Windsor anglers not worried about high toxin levels found in Detroit River fish

A recent study from Michigan's health department showed people who eat fish from the river two or more times each month had twice or even three times the level of mercury and PCBs in their system compared to the average Michigan resident.

'I've been fishing this river since I was five years old and I'm not dead yet'

Anglers are not worried about high levels of contaminates found in Detroit River fish. 1:01

The threat of high toxin levels found in fish swimming around the Detroit River isn't enough of a worry to keep Windsor angler Ron Armstrong from eating whatever he reels in.

"I've been fishing this river since I was five years old and I'm not dead yet," he said.

A recent study from Michigan's state health department showed people who eat fish from the river two or more times each month had twice or even three times the level of mercury and PCBs in their system compared to the average Michigan resident.

But when it comes to the question of whether or not fish pulled from the river are safe to eat, Claire Sanders from the Detroit River Canadian Cleanup said the short answer is "yes."

"It is safe to eat some species from the Detroit River and not so safe to eat others," she explained.

Still, that doesn't mean it's time to pig out on anything aquatic, especially bottom feeders.

"The ones that hang out near the bottom like channel catfish and brown bullhead and carp are not so safe to eat," Sanders added.

A study from Michigan's health department showed people who eat fish from the Detroit River two or more times each month had twice or even three times the level of mercury and PCBs in their system compared to the average Michigan resident. (Nicolas Pham/Radio-Canada)

Despite decades of cleanup efforts, some industrial chemicals from years ago are still floating in the water where fish pick them up and can, in turn, pass them along to humans.

"A lot of them are what we call legacy contaminates," said Sanders. "They came from heavy industry along the river and waste water that wasn't properly treated."

Efforts to clean up the waterway after it was declared an "area of concern" in 1987 have gone a long way, according to Sanders.
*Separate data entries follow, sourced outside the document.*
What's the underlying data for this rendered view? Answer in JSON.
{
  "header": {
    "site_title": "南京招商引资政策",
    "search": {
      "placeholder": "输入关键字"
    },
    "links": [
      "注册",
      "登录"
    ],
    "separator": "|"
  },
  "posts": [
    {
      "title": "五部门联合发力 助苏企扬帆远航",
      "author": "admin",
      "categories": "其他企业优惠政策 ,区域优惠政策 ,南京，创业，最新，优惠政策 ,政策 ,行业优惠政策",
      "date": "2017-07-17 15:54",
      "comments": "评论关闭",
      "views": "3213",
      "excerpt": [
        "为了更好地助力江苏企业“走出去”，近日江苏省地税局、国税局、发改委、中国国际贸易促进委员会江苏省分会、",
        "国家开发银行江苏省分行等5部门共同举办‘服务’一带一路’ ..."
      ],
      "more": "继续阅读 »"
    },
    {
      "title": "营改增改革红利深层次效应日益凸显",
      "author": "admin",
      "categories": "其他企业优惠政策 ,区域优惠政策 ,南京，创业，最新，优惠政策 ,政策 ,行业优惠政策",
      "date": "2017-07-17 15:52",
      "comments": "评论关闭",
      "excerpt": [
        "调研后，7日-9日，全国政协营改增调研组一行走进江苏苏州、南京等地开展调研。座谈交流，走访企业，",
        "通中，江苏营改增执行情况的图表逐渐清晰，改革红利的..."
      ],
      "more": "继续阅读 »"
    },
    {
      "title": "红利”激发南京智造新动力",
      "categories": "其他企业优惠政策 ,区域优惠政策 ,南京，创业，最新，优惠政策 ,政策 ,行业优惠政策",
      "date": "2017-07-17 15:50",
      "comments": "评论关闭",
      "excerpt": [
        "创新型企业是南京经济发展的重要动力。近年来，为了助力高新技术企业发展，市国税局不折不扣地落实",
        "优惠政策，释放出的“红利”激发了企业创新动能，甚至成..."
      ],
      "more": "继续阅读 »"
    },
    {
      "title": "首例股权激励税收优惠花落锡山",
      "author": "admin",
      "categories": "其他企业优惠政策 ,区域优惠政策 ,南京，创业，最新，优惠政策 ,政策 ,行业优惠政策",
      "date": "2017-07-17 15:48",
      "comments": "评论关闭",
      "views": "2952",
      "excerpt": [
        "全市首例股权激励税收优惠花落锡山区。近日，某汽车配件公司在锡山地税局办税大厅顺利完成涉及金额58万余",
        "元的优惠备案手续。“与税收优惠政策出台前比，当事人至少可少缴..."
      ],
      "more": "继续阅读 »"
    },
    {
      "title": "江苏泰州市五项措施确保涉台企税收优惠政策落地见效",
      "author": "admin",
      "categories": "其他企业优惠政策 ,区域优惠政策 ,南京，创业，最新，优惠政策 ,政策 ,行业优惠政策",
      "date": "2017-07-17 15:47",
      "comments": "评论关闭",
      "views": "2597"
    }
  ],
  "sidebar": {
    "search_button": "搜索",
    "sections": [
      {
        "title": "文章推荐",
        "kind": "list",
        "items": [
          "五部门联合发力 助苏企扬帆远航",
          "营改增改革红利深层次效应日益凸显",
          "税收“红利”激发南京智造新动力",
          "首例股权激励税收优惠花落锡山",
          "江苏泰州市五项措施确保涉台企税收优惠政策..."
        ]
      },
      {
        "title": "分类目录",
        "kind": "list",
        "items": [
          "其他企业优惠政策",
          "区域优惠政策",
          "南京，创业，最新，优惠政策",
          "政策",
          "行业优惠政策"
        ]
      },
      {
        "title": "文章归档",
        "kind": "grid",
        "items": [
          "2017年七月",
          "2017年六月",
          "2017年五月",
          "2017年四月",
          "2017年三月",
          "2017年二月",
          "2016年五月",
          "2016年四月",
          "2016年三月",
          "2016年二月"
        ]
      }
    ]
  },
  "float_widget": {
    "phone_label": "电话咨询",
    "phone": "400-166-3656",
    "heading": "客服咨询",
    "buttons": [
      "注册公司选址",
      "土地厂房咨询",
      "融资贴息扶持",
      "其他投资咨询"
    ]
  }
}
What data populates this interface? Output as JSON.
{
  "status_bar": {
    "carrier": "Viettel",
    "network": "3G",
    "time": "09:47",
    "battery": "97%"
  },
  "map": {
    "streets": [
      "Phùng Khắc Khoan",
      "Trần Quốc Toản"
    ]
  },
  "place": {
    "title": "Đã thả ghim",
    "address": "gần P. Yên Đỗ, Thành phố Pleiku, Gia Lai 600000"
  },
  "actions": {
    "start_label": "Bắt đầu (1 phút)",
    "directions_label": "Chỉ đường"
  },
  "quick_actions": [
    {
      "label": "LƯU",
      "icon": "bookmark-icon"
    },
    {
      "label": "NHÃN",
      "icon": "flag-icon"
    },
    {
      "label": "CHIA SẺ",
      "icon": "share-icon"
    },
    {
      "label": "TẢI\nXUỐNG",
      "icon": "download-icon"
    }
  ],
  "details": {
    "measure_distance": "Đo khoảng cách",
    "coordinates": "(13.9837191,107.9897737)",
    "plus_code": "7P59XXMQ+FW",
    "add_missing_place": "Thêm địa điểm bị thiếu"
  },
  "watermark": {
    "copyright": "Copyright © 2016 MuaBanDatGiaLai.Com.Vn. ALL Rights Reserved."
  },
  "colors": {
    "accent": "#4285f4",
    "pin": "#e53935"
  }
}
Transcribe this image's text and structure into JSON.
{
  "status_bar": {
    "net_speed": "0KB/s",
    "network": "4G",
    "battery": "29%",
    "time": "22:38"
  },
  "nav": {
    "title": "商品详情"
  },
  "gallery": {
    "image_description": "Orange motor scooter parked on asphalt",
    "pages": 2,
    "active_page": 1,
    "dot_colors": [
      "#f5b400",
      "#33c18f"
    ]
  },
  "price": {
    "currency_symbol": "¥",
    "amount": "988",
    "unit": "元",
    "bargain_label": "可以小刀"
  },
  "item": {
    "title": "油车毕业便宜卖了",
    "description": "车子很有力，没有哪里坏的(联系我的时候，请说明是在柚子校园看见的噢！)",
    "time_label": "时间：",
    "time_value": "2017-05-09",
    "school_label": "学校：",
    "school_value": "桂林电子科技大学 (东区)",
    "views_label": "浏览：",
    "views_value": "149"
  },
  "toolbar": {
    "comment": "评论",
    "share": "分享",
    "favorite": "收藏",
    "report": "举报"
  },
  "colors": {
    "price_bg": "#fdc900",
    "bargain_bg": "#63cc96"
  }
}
She called the thriving lake sturgeon population and return of bald eagles to the area signs of better water quality, and pointed out more people are enjoying the river too.

'Everybody down here is eating them'

Among those who have fished the river for years, the danger of potentially deadly toxins didn't really hold water.

Armstrong, who lives across for the water and fishes all spring and summer for "anything that bites" actually credits eating fish from the river as the magic ingredient behind a recent clear cancer test.

Judy Whiteford said she's been throwing a line in the river for 50 years. While she doesn't often eat her catch, she said government limits on the number of fish anglers can take home pretty well ensure people won't ingest too many contaminates. 

"Everybody down here is eating them," she said, gesturing to a broken line of anglers that ran along the waterfront and out of sight.

Judy Whiteford (right), shares a laugh with her granddaughter Blare. The pair have been fishing the Detroit River together for years. (Nicolas Pham/Radio-Canada)

For those who can't resist the taste of fresh fish, Sanders does has a few suggestions for ways to limit the number of toxins they might swallow.

She recommends taking the skin off and removing some of the fat where chemicals could be stored.

"Eating smaller fish is a good strategy too," she said. "They're younger so they haven't had as much time to build up contaminates in their body."

with files from Nicolas Pham and Radio-Canada